## WHAT IS BEING ASKED
Take the listing and give it again exactly, from its first line to its last line.

## EXERCISE DATA
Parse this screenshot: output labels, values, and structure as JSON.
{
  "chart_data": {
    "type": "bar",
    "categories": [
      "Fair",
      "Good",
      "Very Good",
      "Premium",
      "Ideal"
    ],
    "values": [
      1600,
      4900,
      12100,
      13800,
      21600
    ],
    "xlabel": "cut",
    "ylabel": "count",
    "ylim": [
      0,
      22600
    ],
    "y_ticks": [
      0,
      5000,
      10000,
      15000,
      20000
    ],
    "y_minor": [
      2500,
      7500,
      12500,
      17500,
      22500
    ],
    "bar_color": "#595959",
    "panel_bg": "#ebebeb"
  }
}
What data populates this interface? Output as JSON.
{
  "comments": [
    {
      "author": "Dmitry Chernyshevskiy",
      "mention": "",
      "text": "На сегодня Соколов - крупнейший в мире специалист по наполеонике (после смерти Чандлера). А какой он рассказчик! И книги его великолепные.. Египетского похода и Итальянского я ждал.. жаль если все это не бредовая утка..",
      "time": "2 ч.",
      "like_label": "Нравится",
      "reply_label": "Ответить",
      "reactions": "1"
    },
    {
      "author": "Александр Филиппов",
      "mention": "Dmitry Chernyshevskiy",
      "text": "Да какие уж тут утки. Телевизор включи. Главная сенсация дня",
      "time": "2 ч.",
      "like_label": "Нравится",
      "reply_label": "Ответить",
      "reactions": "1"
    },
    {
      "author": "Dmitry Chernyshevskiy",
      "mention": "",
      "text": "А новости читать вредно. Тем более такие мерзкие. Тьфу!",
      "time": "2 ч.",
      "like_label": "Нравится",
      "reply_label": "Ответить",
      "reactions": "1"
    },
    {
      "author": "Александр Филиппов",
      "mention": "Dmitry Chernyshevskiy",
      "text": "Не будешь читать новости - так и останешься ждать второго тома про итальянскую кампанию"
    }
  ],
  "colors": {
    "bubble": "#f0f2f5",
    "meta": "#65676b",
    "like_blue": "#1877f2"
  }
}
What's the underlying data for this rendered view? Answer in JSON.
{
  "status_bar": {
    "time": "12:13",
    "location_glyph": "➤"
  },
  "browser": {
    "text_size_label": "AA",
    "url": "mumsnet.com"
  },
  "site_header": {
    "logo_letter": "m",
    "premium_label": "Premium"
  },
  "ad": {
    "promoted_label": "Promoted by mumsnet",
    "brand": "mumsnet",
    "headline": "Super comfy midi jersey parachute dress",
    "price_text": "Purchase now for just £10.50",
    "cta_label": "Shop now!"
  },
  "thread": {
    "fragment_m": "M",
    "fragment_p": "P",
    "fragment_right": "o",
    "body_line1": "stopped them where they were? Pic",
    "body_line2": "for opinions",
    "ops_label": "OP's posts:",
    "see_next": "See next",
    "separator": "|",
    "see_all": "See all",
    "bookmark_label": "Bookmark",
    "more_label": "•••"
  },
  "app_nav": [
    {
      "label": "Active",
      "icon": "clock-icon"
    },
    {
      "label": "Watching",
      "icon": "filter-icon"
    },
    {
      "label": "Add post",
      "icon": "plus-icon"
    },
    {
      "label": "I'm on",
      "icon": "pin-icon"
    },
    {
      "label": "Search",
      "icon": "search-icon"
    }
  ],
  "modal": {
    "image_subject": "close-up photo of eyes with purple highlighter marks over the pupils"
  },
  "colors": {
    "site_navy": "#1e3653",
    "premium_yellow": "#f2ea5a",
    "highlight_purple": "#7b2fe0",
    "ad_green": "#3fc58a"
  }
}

## RESULT OF THIS EXERCISE
Parse this screenshot: output labels, values, and structure as JSON.
{
  "chart_data": {
    "type": "bar",
    "categories": [
      "Fair",
      "Good",
      "Very Good",
      "Premium",
      "Ideal"
    ],
    "values": [
      1600,
      4900,
      12100,
      13800,
      21600
    ],
    "xlabel": "cut",
    "ylabel": "count",
    "ylim": [
      0,
      22600
    ],
    "y_ticks": [
      0,
      5000,
      10000,
      15000,
      20000
    ],
    "y_minor": [
      2500,
      7500,
      12500,
      17500,
      22500
    ],
    "bar_color": "#595959",
    "panel_bg": "#ebebeb"
  }
}
What data populates this interface? Output as JSON.
{
  "comments": [
    {
      "author": "Dmitry Chernyshevskiy",
      "mention": "",
      "text": "На сегодня Соколов - крупнейший в мире специалист по наполеонике (после смерти Чандлера). А какой он рассказчик! И книги его великолепные.. Египетского похода и Итальянского я ждал.. жаль если все это не бредовая утка..",
      "time": "2 ч.",
      "like_label": "Нравится",
      "reply_label": "Ответить",
      "reactions": "1"
    },
    {
      "author": "Александр Филиппов",
      "mention": "Dmitry Chernyshevskiy",
      "text": "Да какие уж тут утки. Телевизор включи. Главная сенсация дня",
      "time": "2 ч.",
      "like_label": "Нравится",
      "reply_label": "Ответить",
      "reactions": "1"
    },
    {
      "author": "Dmitry Chernyshevskiy",
      "mention": "",
      "text": "А новости читать вредно. Тем более такие мерзкие. Тьфу!",
      "time": "2 ч.",
      "like_label": "Нравится",
      "reply_label": "Ответить",
      "reactions": "1"
    },
    {
      "author": "Александр Филиппов",
      "mention": "Dmitry Chernyshevskiy",
      "text": "Не будешь читать новости - так и останешься ждать второго тома про итальянскую кампанию"
    }
  ],
  "colors": {
    "bubble": "#f0f2f5",
    "meta": "#65676b",
    "like_blue": "#1877f2"
  }
}
What's the underlying data for this rendered view? Answer in JSON.
{
  "status_bar": {
    "time": "12:13",
    "location_glyph": "➤"
  },
  "browser": {
    "text_size_label": "AA",
    "url": "mumsnet.com"
  },
  "site_header": {
    "logo_letter": "m",
    "premium_label": "Premium"
  },
  "ad": {
    "promoted_label": "Promoted by mumsnet",
    "brand": "mumsnet",
    "headline": "Super comfy midi jersey parachute dress",
    "price_text": "Purchase now for just £10.50",
    "cta_label": "Shop now!"
  },
  "thread": {
    "fragment_m": "M",
    "fragment_p": "P",
    "fragment_right": "o",
    "body_line1": "stopped them where they were? Pic",
    "body_line2": "for opinions",
    "ops_label": "OP's posts:",
    "see_next": "See next",
    "separator": "|",
    "see_all": "See all",
    "bookmark_label": "Bookmark",
    "more_label": "•••"
  },
  "app_nav": [
    {
      "label": "Active",
      "icon": "clock-icon"
    },
    {
      "label": "Watching",
      "icon": "filter-icon"
    },
    {
      "label": "Add post",
      "icon": "plus-icon"
    },
    {
      "label": "I'm on",
      "icon": "pin-icon"
    },
    {
      "label": "Search",
      "icon": "search-icon"
    }
  ],
  "modal": {
    "image_subject": "close-up photo of eyes with purple highlighter marks over the pupils"
  },
  "colors": {
    "site_navy": "#1e3653",
    "premium_yellow": "#f2ea5a",
    "highlight_purple": "#7b2fe0",
    "ad_green": "#3fc58a"
  }
}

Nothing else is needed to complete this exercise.